Grade A rents in Dubai's CBD increased by 21% year-on-year in Q4 2022, to an average of AED2,100 per sq. m. per annum. Meanwhile, healthy leasing activities in Abu Dhabi have largely supported the 8% annual increase in Grade A rents to an average of AED 1,790 per sq. m. per annum, stated JLL in its report.
Furthermore, rising office demand and inadequate new completions translated into lower levels of availability in both cities. In the last quarter, vacancy rates in Dubai and Abu Dhabi fell to 11% and 23%, respectively, it stated.
Last year, the technology, finance, defence, and other professional services industries accounted for a large share of enquiries. The segment also witnessed a steady influx of new entrants, pushing up aggregate occupier demand, and leading to landlords offering fewer incentives, it added.
Moreover, the scarcity of well-managed, Grade A office space is causing occupiers to consider less expensive buildings and locations, presenting an opportunity for owners of Grade B assets to potentially capture the "spill-over" of demand for good-quality floorspace by upgrading their existing space.
Overall, in 2022, the stock of office space in Dubai rose by 30,000 sq. m. to reach 9.1 million sq. m. whereas an addition of around 8,000 sq. m. in Abu Dhabi increased the capital’s total stock to 3.9 million sq. m. In 2023, almost 100,000 sq. m. of office floor space is expected to be delivered in Dubai and over 35,000 sq. m. in Abu Dhabi, respectively.
According to JLL, the sustained rise of online shopping has led retailers to strengthen their digital presence to further bolster revenues in an increasingly competitive environment.
Although snarled supply chains and inflationary pressures were highlighted as key headwinds by market players last year, there were signs of easing in the second half.
The delivery of around 200,000 sq m of retail floorspace last year raised Dubai’s total stock to 4.63 million sq. m with about 355,000 sq. m of space scheduled to be delivered in 2023 across the city – a new super-regional mall and the expansion of two existing ones in the same category will account for the majority of it.
In the capital, however, the retail stock remained unchanged in 2022 at 2.89 million sq. m but is expected to increase by 232,000 sq. m this year.
After trending down in recent years, rents have broadly stabilized across both cities.

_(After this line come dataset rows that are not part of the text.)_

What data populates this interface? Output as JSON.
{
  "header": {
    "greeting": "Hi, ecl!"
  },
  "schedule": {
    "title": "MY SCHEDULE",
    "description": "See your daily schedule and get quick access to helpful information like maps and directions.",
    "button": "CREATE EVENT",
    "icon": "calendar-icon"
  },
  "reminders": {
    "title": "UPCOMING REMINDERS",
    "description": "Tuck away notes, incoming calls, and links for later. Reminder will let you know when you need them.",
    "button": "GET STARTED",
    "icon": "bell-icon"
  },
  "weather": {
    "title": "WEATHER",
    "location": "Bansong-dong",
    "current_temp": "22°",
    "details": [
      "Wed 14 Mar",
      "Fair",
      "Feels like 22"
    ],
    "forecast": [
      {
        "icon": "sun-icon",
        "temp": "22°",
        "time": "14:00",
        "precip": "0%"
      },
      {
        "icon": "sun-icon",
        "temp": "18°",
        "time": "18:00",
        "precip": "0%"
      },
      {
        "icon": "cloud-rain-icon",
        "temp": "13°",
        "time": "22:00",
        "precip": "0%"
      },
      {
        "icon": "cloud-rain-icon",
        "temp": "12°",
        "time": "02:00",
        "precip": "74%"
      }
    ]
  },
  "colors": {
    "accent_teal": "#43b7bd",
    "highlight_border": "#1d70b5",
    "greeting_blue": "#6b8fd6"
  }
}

In Q4, average rental values across primary & secondary malls in Abu Dhabi were flat when compared with the corresponding part of 2021 while rents in Dubai edged down by 1%.

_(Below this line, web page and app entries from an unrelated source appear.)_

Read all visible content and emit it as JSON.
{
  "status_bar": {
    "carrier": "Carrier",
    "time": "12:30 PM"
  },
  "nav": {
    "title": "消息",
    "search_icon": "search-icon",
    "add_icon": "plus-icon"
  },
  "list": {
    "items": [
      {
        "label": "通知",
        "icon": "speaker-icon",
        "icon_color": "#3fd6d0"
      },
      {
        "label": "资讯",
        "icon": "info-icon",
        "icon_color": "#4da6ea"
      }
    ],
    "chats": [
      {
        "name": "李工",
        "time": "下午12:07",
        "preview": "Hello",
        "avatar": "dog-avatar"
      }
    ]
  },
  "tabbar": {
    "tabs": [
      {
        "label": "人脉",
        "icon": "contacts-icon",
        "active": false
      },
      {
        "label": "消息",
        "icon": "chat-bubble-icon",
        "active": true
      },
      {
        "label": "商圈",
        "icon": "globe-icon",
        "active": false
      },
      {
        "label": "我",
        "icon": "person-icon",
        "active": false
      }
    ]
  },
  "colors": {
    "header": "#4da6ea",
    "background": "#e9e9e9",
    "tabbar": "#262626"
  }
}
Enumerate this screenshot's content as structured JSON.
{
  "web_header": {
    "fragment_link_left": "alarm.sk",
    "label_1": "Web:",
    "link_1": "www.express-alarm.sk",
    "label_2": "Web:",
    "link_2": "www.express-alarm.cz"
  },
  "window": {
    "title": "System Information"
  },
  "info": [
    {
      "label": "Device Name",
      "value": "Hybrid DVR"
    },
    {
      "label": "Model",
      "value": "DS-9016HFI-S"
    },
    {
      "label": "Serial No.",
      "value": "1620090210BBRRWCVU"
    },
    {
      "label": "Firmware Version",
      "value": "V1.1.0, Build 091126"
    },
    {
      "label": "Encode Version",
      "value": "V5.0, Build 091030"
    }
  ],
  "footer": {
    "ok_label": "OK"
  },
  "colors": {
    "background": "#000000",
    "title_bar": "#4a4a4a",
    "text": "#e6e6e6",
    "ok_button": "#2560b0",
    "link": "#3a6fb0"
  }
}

However, it is important to note that well-located super-regional malls have benefited from returning tourists, leading to the growth in rents for this section. Average rents for super-regional malls in Dubai rose by 3% year-on-year in the last quarter of 2022, compared with Q4 in 2021.

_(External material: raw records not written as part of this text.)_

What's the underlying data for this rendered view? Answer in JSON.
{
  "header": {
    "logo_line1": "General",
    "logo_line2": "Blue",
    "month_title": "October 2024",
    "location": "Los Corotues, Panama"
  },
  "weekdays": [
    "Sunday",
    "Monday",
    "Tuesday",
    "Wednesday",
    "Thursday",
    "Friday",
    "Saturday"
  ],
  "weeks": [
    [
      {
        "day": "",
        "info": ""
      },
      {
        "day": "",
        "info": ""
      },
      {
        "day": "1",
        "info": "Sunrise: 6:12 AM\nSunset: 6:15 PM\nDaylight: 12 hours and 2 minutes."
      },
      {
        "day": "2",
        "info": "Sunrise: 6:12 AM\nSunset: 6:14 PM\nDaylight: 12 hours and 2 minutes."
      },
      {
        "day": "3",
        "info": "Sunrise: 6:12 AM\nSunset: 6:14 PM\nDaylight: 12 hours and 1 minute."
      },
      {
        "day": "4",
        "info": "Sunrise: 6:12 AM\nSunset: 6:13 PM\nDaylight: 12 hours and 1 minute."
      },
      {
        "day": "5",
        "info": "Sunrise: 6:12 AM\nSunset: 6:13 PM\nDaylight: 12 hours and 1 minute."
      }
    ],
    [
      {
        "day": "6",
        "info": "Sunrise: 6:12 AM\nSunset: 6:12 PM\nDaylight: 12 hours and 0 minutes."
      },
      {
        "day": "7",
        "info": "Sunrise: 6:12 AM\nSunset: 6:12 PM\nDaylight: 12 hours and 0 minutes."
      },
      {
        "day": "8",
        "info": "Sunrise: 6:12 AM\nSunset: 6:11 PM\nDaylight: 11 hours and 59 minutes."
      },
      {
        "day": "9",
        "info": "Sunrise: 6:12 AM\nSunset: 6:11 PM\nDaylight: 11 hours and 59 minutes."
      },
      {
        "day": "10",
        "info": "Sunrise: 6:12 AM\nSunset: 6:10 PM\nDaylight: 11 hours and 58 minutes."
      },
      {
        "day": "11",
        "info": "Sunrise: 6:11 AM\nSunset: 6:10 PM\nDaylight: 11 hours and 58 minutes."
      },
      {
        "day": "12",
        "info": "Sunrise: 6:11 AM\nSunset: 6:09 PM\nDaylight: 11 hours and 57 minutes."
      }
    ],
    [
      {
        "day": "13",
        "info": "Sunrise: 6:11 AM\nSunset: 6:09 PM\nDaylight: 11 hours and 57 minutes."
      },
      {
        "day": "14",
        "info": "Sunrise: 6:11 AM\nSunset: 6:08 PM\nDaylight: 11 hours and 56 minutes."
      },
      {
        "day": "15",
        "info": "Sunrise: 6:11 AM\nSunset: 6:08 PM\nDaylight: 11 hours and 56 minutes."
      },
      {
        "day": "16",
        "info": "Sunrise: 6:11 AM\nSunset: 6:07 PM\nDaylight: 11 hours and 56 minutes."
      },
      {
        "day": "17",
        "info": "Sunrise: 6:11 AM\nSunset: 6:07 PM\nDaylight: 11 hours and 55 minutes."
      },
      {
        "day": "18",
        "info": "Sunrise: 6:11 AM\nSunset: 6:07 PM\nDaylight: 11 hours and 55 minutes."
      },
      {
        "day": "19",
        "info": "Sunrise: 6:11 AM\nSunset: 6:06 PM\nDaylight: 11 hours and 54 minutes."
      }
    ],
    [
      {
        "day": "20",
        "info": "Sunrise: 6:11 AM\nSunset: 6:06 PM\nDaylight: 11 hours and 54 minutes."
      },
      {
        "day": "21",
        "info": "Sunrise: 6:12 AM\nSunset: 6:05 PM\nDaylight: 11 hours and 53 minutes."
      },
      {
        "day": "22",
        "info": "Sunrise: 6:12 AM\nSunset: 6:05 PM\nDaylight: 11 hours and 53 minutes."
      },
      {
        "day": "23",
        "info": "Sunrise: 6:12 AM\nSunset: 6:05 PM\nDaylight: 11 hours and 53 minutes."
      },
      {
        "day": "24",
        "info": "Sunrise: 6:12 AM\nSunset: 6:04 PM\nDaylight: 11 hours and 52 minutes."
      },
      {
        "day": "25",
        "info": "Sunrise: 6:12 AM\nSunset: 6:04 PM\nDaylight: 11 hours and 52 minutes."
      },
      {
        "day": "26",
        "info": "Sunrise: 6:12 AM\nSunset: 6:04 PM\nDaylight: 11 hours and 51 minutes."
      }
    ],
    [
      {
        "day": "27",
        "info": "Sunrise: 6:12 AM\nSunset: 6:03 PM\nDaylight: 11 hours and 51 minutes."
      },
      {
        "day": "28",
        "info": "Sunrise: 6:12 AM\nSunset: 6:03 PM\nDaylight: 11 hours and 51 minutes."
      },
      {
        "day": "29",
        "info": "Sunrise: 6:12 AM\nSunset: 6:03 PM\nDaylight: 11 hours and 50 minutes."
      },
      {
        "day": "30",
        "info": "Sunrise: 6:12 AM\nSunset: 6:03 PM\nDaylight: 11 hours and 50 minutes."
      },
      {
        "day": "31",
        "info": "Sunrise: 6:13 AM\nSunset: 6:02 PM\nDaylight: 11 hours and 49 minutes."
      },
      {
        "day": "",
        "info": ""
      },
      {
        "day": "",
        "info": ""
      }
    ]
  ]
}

Overall, to differentiate their offerings, owners and franchise operators remained focused on bringing unique entertainment concepts to drive footfall. What’s more, landlords have been offering favorable lease terms and incentives to attract new international brands, especially in the F&B segment.-TradeArabia News Service